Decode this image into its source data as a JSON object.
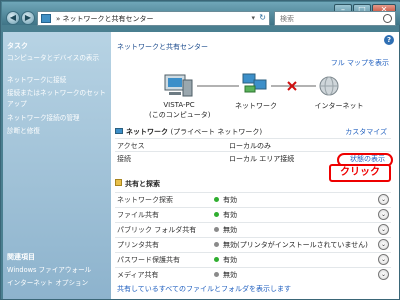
{
  "window": {
    "controls": {
      "minimize": "–",
      "maximize": "□",
      "close": "✕"
    }
  },
  "address_bar": {
    "back": "◀",
    "forward": "▶",
    "path": "» ネットワークと共有センター",
    "dropdown": "▾",
    "refresh": "↻",
    "search_placeholder": "検索"
  },
  "sidebar": {
    "heading": "タスク",
    "tasks": [
      "コンピュータとデバイスの表示",
      "ネットワークに接続",
      "接続またはネットワークのセットアップ",
      "ネットワーク接続の管理",
      "診断と修復"
    ],
    "see_also_heading": "関連項目",
    "see_also": [
      "Windows ファイアウォール",
      "インターネット オプション"
    ]
  },
  "main": {
    "help": "?",
    "title": "ネットワークと共有センター",
    "full_map": "フル マップを表示",
    "map": {
      "computer": "VISTA-PC",
      "computer_sub": "(このコンピュータ)",
      "network": "ネットワーク",
      "internet": "インターネット"
    },
    "network_section": {
      "title": "ネットワーク",
      "subtitle": "(プライベート ネットワーク)",
      "customize": "カスタマイズ",
      "rows": [
        {
          "label": "アクセス",
          "value": "ローカルのみ"
        },
        {
          "label": "接続",
          "value": "ローカル エリア接続",
          "link": "状態の表示"
        }
      ]
    },
    "callout": "クリック",
    "sharing_section": {
      "title": "共有と探索",
      "rows": [
        {
          "label": "ネットワーク探索",
          "value": "有効",
          "status": "on"
        },
        {
          "label": "ファイル共有",
          "value": "有効",
          "status": "on"
        },
        {
          "label": "パブリック フォルダ共有",
          "value": "無効",
          "status": "off"
        },
        {
          "label": "プリンタ共有",
          "value": "無効(プリンタがインストールされていません)",
          "status": "off"
        },
        {
          "label": "パスワード保護共有",
          "value": "有効",
          "status": "on"
        },
        {
          "label": "メディア共有",
          "value": "無効",
          "status": "off"
        }
      ]
    },
    "bottom_link": "共有しているすべてのファイルとフォルダを表示します"
  },
  "colors": {
    "on": "#2fae2f",
    "off": "#8a8a8a",
    "link": "#1f5fbf",
    "callout": "#e00000"
  }
}
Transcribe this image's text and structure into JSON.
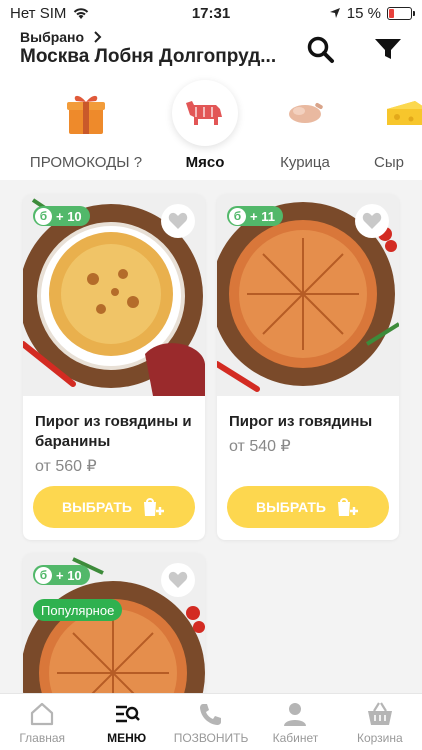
{
  "status_bar": {
    "carrier": "Нет SIM",
    "time": "17:31",
    "battery": "15 %"
  },
  "header": {
    "chosen_label": "Выбрано",
    "city": "Москва Лобня Долгопруд..."
  },
  "categories": [
    {
      "label": "ПРОМОКОДЫ ?",
      "icon": "gift-icon"
    },
    {
      "label": "Мясо",
      "icon": "cow-icon"
    },
    {
      "label": "Курица",
      "icon": "chicken-icon"
    },
    {
      "label": "Сыр",
      "icon": "cheese-icon"
    }
  ],
  "products": [
    {
      "bonus": "+ 10",
      "title": "Пирог из говядины и баранины",
      "price": "от 560 ₽",
      "button": "ВЫБРАТЬ"
    },
    {
      "bonus": "+ 11",
      "title": "Пирог из говядины",
      "price": "от 540 ₽",
      "button": "ВЫБРАТЬ"
    },
    {
      "bonus": "+ 10",
      "badge": "Популярное"
    }
  ],
  "bonus_letter": "б",
  "tabs": [
    {
      "label": "Главная"
    },
    {
      "label": "МЕНЮ"
    },
    {
      "label": "ПОЗВОНИТЬ"
    },
    {
      "label": "Кабинет"
    },
    {
      "label": "Корзина"
    }
  ],
  "colors": {
    "accent": "#fdd74f",
    "bonus": "#52b86a",
    "popular": "#2fb14f",
    "battery_low": "#e8413c"
  }
}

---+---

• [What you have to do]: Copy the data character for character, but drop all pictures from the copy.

• [Task result]:
Decode this image into its source data as a JSON object.
{
  "window": {
    "controls": {
      "minimize": "–",
      "maximize": "□",
      "close": "✕"
    }
  },
  "address_bar": {
    "back": "◀",
    "forward": "▶",
    "path": "» ネットワークと共有センター",
    "dropdown": "▾",
    "refresh": "↻",
    "search_placeholder": "検索"
  },
  "sidebar": {
    "heading": "タスク",
    "tasks": [
      "コンピュータとデバイスの表示",
      "ネットワークに接続",
      "接続またはネットワークのセットアップ",
      "ネットワーク接続の管理",
      "診断と修復"
    ],
    "see_also_heading": "関連項目",
    "see_also": [
      "Windows ファイアウォール",
      "インターネット オプション"
    ]
  },
  "main": {
    "help": "?",
    "title": "ネットワークと共有センター",
    "full_map": "フル マップを表示",
    "map": {
      "computer": "VISTA-PC",
      "computer_sub": "(このコンピュータ)",
      "network": "ネットワーク",
      "internet": "インターネット"
    },
    "network_section": {
      "title": "ネットワーク",
      "subtitle": "(プライベート ネットワーク)",
      "customize": "カスタマイズ",
      "rows": [
        {
          "label": "アクセス",
          "value": "ローカルのみ"
        },
        {
          "label": "接続",
          "value": "ローカル エリア接続",
          "link": "状態の表示"
        }
      ]
    },
    "callout": "クリック",
    "sharing_section": {
      "title": "共有と探索",
      "rows": [
        {
          "label": "ネットワーク探索",
          "value": "有効",
          "status": "on"
        },
        {
          "label": "ファイル共有",
          "value": "有効",
          "status": "on"
        },
        {
          "label": "パブリック フォルダ共有",
          "value": "無効",
          "status": "off"
        },
        {
          "label": "プリンタ共有",
          "value": "無効(プリンタがインストールされていません)",
          "status": "off"
        },
        {
          "label": "パスワード保護共有",
          "value": "有効",
          "status": "on"
        },
        {
          "label": "メディア共有",
          "value": "無効",
          "status": "off"
        }
      ]
    },
    "bottom_link": "共有しているすべてのファイルとフォルダを表示します"
  },
  "colors": {
    "on": "#2fae2f",
    "off": "#8a8a8a",
    "link": "#1f5fbf",
    "callout": "#e00000"
  }
}
Transcribe this image's text and structure into JSON.
{
  "status_bar": {
    "carrier": "Нет SIM",
    "time": "17:31",
    "battery": "15 %"
  },
  "header": {
    "chosen_label": "Выбрано",
    "city": "Москва Лобня Долгопруд..."
  },
  "categories": [
    {
      "label": "ПРОМОКОДЫ ?",
      "icon": "gift-icon"
    },
    {
      "label": "Мясо",
      "icon": "cow-icon"
    },
    {
      "label": "Курица",
      "icon": "chicken-icon"
    },
    {
      "label": "Сыр",
      "icon": "cheese-icon"
    }
  ],
  "products": [
    {
      "bonus": "+ 10",
      "title": "Пирог из говядины и баранины",
      "price": "от 560 ₽",
      "button": "ВЫБРАТЬ"
    },
    {
      "bonus": "+ 11",
      "title": "Пирог из говядины",
      "price": "от 540 ₽",
      "button": "ВЫБРАТЬ"
    },
    {
      "bonus": "+ 10",
      "badge": "Популярное"
    }
  ],
  "bonus_letter": "б",
  "tabs": [
    {
      "label": "Главная"
    },
    {
      "label": "МЕНЮ"
    },
    {
      "label": "ПОЗВОНИТЬ"
    },
    {
      "label": "Кабинет"
    },
    {
      "label": "Корзина"
    }
  ],
  "colors": {
    "accent": "#fdd74f",
    "bonus": "#52b86a",
    "popular": "#2fb14f",
    "battery_low": "#e8413c"
  }
}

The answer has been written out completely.